President of Russia Vladimir Putin: Good afternoon, colleagues.
We have met today to discuss the Government’s privatisation plans for 2016. I have just looked over a few issues with [Prime Minister] Mr Medvedev. The privatisation process plays an important part in changing the Russian economy’s structure and stimulating an inflow of private investment.
Today, we need to settle the concrete parameters for this year’s privatisation programme and decide which stakes in companies with state participation can be sold to private organisations, and which should remain in the state’s hands. Before we start our work, I want to note a few key points.
First, it goes without saying that all privatisation deals must comply strictly with the law. We must also ensure maximum transparency of all deals for the participants and for the public.
Second, privatisation must not lead to the state losing control of strategically important companies.
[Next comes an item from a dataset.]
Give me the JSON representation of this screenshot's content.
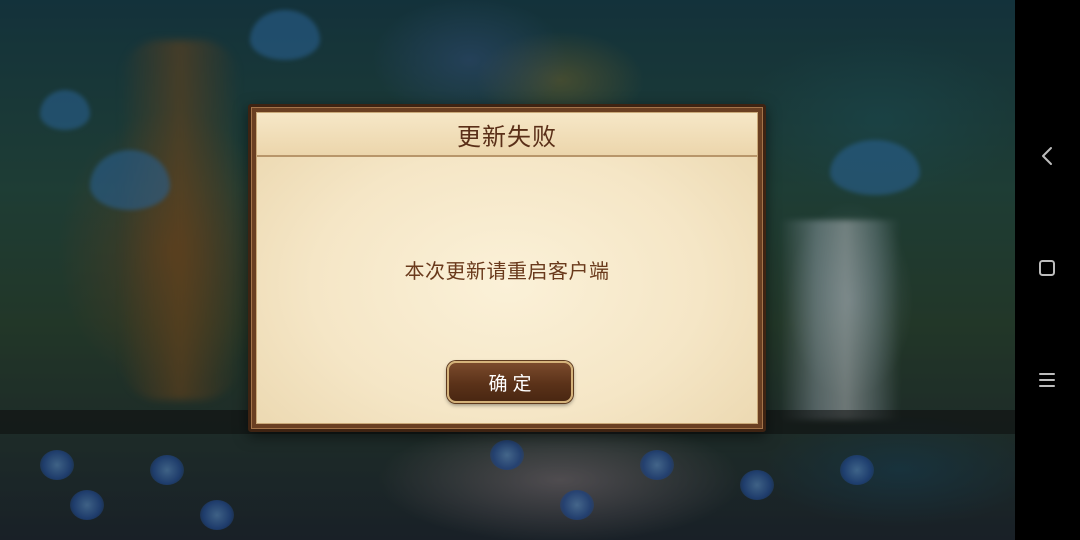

I stress the point that controlling stakes in state-owned enterprises of fundamental importance to their sectors should remain in state hands for now.
Third, selling off state assets should be justified and expedient from an economic point of view. We need to take the current circumstances and market trends into account. Of course, we are aware that some things contradict each other and in this respect, we need to find middle ground. We must not sell shares at bargain basement prices. This will not benefit the budget and, what’s more, this practice can lead to the risk of competing companies taking over enterprises, which is ultimately also not the best thing for the market. These are things we need to avoid.
Fourth, we need to pay more attention to investors’ quality, business reputation, and work experience. Transfer of shares to private hands is possible only when the buyer has a strategy for developing the acquired company.
Fifth, privatised assets’ new owners should be located in Russia’s jurisdiction. ‘Shadow’ schemes, putting assets in offshore zones, and concealing the identity of stakes’ owners is unacceptable. We have been talking about de-offshorisation for a long time now, and in this situation, it would be the wrong course to undertake new privatisations while at the same time leaving open the possibility of further Russian assets being taken offshore.
Future investors and buyers must find their own resources or borrow funds, but not from state banks. There would be little sense in that.
In conclusion, I want to say again that for privatisation to be a success, it is extremely important for the state to have a clear understanding of what is being sold and to whom, and what consequences this will have for different sectors’ development and for the economy as a whole.
We all know that privatisation is not just a budget measure, but is a means of bringing about structural change in the economy. We need to keep both of these dimensions in mind. Only a balanced approach like this will enable us to find an effective balance between state and private capital in the country’s economy.
Let’s start work.